I remember our first days together being so dreamy. You were so exciting with all of your plans and promises. I was dazzled by our first trip together to the Galapagos in January. Felt like a honeymoon really, with hiking, snorkeling, and plenty of sun and decadent tropical drinks with dinner. I trusted that all of the other trips we had on the calendar this year would be just as much fun.
But the honeymoon didn’t last, did it? Not quite six weeks later, your true personality started to emerge. You became possessive, wanting me to stay home and cancel plans with everyone. “Cover your face and stop hugging your friends,” you said. “Stock up on toilet paper, too!” My calendar quickly turned into an Etch-a-Sketch, with all of the trips, graduations and parties we had planned disappearing with a quick swipe.
At first it was a treat to stay home, like an unexpected “snow day” when the kids were little. Imagine having unlimited time to get cozy and curl up on the couch to read or watch movies. You made the days seem like a vacation by tempting me with day drinking and a bag of chips. I even found myself looking forward to the ritual of playing Scrabble every night.
Your pioneer spirit was alluring, too. “Let’s bake bread and plant a garden,” you suggested. And your enthusiasm for cleaning out closets, drawers and storage units made a huge difference in the apartment.
When I got depressed, you suggested romantic walks on the waterfront. The days were getting longer and the flowers and trees were so beautiful that I found myself easily distracted, even happy. Eventually though, the neighborhood walks became so repetitive that even the dog would hide when I went to get the leash.
Finally, we were able to start hiking trails again and that really boosted my mood. I pushed aside my concerns about you, trusting we would work through our differences and come out on the other side stronger, more resilient.
That’s when everything went up in smoke: thick, stinky, eye-watering smoke with zero visibility. No more hikes. No more dog walks. Even the windows have to be closed. Our tiny apartment is stuffy and hot and the fan and cold showers have been working overtime.
What’s next 2020, locusts?
I have to admit, I’ve met someone else online. Someone who is health conscious, wants to travel, loves hiking and the company of friends. Someone who likes to eat out occasionally and really loves adventure. Someone kind, loving and easy-on-the-eyes.
2020, you’re just not working for me anymore.
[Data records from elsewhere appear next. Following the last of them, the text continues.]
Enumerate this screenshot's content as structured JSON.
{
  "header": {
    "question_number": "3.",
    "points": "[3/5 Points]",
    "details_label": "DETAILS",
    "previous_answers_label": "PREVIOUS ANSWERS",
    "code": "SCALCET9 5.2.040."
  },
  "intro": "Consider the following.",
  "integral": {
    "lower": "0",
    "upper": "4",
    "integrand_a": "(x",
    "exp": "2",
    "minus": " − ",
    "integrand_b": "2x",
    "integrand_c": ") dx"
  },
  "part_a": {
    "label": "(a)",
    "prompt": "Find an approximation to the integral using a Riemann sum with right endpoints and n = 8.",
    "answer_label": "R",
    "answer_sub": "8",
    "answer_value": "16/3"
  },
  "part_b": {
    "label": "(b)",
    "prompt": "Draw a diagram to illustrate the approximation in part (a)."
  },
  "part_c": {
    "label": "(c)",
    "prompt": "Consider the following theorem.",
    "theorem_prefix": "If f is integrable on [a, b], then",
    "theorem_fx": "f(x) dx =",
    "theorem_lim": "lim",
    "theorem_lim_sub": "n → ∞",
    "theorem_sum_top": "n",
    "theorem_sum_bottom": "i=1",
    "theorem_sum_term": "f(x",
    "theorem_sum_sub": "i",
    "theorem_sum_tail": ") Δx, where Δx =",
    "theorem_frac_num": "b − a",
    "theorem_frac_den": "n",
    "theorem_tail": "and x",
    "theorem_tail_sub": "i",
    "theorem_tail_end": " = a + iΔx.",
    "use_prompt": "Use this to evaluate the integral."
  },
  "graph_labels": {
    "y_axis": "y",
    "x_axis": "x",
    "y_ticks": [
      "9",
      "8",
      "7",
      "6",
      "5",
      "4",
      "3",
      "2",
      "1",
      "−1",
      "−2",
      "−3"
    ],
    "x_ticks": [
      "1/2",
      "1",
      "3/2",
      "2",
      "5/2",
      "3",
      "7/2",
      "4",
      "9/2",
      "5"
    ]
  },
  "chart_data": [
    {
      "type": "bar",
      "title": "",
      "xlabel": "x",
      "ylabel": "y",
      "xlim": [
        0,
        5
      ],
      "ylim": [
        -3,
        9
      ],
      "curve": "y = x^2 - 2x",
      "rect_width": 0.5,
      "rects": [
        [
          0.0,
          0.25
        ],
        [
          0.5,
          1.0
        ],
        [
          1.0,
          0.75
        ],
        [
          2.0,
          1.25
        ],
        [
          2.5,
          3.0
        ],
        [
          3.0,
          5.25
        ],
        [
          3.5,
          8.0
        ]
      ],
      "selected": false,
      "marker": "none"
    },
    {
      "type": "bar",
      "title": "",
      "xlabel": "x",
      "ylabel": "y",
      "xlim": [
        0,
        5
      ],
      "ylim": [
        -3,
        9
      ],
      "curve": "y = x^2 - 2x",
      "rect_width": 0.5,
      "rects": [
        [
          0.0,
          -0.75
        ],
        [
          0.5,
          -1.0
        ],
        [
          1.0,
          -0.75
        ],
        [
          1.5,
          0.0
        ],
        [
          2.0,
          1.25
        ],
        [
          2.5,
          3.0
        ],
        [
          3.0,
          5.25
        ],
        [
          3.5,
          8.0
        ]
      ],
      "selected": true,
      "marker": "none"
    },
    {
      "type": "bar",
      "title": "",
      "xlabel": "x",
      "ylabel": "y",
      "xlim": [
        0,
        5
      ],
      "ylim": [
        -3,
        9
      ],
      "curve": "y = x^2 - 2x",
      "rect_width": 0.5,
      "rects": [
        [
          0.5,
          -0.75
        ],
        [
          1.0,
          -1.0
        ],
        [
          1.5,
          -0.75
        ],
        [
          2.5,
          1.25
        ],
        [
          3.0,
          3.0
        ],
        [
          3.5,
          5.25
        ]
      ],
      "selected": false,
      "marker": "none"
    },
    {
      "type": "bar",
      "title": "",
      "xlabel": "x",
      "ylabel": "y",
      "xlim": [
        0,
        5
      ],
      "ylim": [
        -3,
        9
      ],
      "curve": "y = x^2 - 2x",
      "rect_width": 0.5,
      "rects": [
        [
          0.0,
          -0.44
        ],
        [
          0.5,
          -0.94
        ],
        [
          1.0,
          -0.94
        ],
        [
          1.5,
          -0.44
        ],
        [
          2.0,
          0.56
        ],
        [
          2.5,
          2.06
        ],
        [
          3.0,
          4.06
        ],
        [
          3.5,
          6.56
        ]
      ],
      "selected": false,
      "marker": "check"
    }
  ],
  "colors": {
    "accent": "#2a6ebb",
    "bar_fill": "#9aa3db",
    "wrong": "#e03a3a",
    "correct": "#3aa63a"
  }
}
As alluring as it is is to imagine a different life though, I feel I have to end things with you before moving on.
2021 promises that he’ll wait for me.
Counting the days,